Taking measurements of various aspects of your health allow you to get an idea of how healthy you are relative to both the general population, but also to those “freaky” people who we all grew up with who were naturally athletic and the cause of envy to the rest of us. There is a tone of science out there to tell us how healthy we should be, and yet the science isn’t always perfect, and averages don’t always tell you what is best for you individually.
So why bother testing if the science might be “imperfect”? Well, when you feel healthy and athletic, you rarely bother with measurements because you just KNOW you’re too damned sexy. For the rest of us who have led inactive lifestyles and who are trying to deal with excess weight, we measure so that we can set realistic and achievable weight loss, health, and fitness goals, and because using the existing science provides us with goals which we can aim for.

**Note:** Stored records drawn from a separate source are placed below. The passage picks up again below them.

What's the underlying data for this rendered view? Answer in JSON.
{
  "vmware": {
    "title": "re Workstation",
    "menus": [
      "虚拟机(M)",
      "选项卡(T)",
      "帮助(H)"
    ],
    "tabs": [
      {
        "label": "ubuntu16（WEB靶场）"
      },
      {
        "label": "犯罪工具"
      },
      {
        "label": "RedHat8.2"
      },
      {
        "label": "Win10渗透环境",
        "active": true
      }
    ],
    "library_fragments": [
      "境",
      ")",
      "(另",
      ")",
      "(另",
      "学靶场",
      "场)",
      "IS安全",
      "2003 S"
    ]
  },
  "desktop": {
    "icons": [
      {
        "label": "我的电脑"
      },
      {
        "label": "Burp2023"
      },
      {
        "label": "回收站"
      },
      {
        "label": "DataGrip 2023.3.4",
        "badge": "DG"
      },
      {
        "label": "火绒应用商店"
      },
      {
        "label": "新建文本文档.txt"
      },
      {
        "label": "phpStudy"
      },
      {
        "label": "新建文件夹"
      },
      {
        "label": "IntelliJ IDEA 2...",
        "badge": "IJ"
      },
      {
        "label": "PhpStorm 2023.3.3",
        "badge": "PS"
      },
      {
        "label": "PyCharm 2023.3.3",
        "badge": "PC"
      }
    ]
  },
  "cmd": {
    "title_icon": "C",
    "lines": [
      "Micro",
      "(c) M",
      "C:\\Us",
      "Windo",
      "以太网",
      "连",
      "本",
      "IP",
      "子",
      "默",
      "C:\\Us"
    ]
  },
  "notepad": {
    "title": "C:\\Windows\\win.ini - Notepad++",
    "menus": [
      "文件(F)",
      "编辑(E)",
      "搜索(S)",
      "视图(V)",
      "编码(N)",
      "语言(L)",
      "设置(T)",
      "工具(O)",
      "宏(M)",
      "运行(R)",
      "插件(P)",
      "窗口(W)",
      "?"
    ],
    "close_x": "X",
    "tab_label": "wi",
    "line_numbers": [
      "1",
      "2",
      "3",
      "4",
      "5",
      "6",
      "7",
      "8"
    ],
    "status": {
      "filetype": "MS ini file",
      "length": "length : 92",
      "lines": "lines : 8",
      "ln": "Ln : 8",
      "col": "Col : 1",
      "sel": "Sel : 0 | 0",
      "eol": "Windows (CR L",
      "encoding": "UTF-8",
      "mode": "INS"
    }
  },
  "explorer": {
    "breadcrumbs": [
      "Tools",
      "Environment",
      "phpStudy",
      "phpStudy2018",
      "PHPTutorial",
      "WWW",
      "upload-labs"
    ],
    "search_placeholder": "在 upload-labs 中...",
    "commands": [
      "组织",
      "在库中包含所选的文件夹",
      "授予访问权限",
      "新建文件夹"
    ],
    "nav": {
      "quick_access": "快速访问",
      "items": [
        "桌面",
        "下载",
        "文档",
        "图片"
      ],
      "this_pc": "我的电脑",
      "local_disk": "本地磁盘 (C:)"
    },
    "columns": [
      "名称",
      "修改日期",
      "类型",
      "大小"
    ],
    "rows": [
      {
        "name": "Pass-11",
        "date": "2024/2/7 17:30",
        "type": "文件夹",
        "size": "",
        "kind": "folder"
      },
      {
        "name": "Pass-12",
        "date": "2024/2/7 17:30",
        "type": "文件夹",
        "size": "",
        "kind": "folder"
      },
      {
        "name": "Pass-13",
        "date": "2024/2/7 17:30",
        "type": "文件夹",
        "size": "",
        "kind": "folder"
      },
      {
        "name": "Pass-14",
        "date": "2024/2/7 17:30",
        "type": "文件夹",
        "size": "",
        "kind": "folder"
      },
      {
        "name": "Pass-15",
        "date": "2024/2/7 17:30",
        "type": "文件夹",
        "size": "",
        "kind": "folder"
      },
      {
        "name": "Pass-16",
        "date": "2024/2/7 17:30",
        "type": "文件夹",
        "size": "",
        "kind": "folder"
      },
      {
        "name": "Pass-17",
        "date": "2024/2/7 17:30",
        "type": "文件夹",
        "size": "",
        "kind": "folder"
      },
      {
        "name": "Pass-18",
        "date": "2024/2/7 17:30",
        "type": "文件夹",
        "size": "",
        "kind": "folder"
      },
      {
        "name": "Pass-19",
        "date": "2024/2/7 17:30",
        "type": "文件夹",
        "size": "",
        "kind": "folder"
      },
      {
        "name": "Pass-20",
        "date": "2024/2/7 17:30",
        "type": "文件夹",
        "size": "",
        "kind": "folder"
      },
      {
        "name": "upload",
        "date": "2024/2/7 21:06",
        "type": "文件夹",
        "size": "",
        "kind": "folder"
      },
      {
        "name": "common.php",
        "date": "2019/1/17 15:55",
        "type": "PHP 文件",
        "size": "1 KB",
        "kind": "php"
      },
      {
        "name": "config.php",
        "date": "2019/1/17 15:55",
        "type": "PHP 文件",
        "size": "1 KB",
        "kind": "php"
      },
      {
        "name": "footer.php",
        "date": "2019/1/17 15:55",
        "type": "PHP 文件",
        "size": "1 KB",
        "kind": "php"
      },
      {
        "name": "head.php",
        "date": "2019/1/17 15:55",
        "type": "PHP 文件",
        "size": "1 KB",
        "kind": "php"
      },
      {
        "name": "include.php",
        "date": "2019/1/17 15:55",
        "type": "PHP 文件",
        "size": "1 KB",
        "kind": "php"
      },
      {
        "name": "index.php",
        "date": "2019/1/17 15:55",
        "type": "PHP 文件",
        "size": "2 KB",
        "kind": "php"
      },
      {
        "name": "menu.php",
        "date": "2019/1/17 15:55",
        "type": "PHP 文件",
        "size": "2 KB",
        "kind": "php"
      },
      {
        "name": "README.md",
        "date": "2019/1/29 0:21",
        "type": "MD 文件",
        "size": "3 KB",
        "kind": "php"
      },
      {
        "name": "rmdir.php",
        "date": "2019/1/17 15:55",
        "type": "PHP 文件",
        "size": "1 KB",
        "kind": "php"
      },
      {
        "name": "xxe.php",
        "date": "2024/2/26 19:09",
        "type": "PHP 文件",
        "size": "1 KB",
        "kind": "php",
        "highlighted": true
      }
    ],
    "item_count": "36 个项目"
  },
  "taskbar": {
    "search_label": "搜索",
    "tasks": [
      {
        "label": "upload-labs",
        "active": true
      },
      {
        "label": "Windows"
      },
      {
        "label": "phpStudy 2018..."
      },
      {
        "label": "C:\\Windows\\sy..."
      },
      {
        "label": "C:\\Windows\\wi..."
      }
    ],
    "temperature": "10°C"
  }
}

These are the simplest measurements that you can take, from which you can compare or calculate values to help you to determine how healthy the science says you are.
- Resting Heart Rate
- Body Fat Percentage
Observations & Calculations:
One you’ve taken a few basic measurements, you can either whip out your trusty calculator and work out some additional health values, or you can search for an on-line calculator to do it all for you.
- Body Mass Index
- Waist to Hip Ratio
- Waist to Height Ratio
- Body Fat Percentage Estimate
While the changes on the outside of the body will guide you, sometimes it can be good to understand what is also happening on the inside of your body. If your diet has been mostly made up of take away, processed, sugar and grain based foods, soft drinks, juice boxes, energy drinks, pre-packaged snacks, and those so-called “health” bars, then you’ve basically been fueling your body with junk. Just the same as poor quality petrols will eventually clog up the injectors of your car, so too will your body’s internal systems start to become inefficient. With a few simple blood tests, you can start to build a picture of the damage that bad foods are doing to your body. Some of the more common tests are as follows:
- Blood Sugar
- Cholesterol (LDL & HDL)
- Thyroid Stimulating Hormone (TSH)
Blood tests need only be done on the odd occasion, however it would make sense to have some of these tests done at the beginning of your health & fitness journey, and then every 3 to 6 months or whatever your doctor recommends based on the results of your initial tests. If you’re unsure what to test for, chat with your doctor and ask for some blood tests that you can use for comparison in the future to see if your diet and exercise has been improving your health… or even if you need to do anything at all. 😛